=== Exercise instructions ===
Copy each line of the entries that includes the word "Québec".

---------------

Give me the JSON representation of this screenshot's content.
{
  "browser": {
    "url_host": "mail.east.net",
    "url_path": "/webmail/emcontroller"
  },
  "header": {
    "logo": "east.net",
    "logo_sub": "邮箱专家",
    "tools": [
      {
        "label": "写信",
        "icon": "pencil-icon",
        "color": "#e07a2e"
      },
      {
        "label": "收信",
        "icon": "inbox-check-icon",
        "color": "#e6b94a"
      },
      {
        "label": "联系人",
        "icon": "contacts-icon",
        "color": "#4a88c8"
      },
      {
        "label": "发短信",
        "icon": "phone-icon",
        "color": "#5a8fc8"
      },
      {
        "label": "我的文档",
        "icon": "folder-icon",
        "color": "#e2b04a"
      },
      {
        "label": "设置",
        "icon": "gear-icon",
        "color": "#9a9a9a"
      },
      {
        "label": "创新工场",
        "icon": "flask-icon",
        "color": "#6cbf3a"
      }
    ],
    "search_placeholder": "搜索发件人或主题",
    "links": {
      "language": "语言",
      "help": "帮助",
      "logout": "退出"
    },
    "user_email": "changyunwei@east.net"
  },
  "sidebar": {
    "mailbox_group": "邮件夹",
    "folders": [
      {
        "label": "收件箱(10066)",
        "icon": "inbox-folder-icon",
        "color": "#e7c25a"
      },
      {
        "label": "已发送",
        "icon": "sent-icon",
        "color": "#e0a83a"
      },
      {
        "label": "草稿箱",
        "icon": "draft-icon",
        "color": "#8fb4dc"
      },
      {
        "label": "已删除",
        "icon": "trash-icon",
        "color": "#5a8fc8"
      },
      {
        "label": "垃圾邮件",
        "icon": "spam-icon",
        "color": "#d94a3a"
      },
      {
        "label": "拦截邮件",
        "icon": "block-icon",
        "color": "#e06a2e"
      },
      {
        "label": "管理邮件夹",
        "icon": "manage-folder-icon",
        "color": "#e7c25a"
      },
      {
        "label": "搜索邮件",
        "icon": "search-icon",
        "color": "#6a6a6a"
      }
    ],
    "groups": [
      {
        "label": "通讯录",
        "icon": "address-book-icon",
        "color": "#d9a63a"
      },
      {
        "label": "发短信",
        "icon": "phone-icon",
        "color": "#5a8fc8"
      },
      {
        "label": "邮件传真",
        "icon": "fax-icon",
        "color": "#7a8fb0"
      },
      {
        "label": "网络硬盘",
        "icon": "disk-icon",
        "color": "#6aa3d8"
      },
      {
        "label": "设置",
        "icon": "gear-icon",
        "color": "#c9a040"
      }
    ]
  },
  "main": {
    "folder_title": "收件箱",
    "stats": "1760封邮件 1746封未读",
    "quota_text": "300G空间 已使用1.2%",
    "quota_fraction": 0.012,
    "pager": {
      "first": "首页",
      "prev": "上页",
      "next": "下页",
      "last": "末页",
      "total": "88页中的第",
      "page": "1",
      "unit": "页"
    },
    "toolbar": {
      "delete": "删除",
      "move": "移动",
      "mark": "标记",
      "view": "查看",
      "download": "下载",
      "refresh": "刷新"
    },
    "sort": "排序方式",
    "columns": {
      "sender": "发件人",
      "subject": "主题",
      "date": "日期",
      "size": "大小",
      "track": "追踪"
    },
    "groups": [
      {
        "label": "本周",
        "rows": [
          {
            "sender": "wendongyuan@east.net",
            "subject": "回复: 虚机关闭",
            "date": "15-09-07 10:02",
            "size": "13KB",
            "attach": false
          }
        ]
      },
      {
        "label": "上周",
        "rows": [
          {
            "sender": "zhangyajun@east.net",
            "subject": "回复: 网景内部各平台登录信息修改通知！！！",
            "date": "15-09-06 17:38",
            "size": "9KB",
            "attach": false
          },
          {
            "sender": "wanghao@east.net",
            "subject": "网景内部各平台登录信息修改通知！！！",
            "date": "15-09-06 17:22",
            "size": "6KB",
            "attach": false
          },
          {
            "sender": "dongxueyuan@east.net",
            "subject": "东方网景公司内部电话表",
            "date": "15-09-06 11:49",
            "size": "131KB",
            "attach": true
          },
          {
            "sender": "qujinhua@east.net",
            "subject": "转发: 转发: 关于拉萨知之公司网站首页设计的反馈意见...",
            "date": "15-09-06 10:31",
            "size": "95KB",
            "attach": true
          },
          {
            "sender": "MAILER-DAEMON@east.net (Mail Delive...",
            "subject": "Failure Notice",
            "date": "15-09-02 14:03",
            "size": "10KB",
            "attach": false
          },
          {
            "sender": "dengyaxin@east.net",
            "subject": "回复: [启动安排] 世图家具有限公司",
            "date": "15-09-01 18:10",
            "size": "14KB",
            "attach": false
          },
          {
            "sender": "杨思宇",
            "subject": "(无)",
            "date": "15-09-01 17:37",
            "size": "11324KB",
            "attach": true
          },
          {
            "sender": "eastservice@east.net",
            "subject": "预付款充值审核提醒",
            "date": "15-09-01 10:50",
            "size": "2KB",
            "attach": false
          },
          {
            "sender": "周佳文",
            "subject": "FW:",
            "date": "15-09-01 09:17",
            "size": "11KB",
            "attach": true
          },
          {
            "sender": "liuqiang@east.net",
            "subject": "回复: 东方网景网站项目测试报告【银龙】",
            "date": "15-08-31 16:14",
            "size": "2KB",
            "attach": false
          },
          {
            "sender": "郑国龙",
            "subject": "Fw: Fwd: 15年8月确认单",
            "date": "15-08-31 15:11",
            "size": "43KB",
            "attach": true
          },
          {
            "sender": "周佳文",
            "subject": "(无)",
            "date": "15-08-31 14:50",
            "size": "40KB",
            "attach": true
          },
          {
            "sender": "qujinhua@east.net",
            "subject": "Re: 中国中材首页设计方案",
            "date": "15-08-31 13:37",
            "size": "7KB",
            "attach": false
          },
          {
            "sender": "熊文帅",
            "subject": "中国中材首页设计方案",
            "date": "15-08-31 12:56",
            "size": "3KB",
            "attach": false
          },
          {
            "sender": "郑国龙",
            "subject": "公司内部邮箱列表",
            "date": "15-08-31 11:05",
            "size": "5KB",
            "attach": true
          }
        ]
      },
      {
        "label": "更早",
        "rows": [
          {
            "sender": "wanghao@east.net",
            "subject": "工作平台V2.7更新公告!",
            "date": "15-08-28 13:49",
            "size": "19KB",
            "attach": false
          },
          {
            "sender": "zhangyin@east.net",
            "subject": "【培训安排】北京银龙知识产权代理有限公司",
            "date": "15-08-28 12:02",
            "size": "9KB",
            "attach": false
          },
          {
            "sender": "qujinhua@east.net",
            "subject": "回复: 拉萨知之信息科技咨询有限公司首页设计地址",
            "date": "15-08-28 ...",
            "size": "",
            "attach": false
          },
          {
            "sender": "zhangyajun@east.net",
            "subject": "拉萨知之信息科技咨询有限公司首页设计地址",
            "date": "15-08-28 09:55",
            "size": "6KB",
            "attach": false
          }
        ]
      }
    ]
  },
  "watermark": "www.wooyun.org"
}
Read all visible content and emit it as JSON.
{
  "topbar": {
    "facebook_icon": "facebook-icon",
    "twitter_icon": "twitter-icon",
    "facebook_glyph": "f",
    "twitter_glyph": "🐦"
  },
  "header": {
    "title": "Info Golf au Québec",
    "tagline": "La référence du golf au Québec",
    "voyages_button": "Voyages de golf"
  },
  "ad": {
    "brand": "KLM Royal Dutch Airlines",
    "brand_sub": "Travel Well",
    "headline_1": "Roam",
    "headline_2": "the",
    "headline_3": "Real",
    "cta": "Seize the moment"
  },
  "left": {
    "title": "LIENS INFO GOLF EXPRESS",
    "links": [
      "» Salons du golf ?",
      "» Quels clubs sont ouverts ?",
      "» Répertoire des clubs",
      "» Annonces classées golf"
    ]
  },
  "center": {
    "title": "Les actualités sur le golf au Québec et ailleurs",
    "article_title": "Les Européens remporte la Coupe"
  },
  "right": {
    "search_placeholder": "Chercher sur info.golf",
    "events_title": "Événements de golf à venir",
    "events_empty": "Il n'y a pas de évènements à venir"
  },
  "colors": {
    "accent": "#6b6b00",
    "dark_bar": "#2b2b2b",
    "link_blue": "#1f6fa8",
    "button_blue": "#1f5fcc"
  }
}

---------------

=== Result of the exercise ===
    "title": "Info Golf au Québec",
    "tagline": "La référence du golf au Québec",
    "title": "Les actualités sur le golf au Québec et ailleurs",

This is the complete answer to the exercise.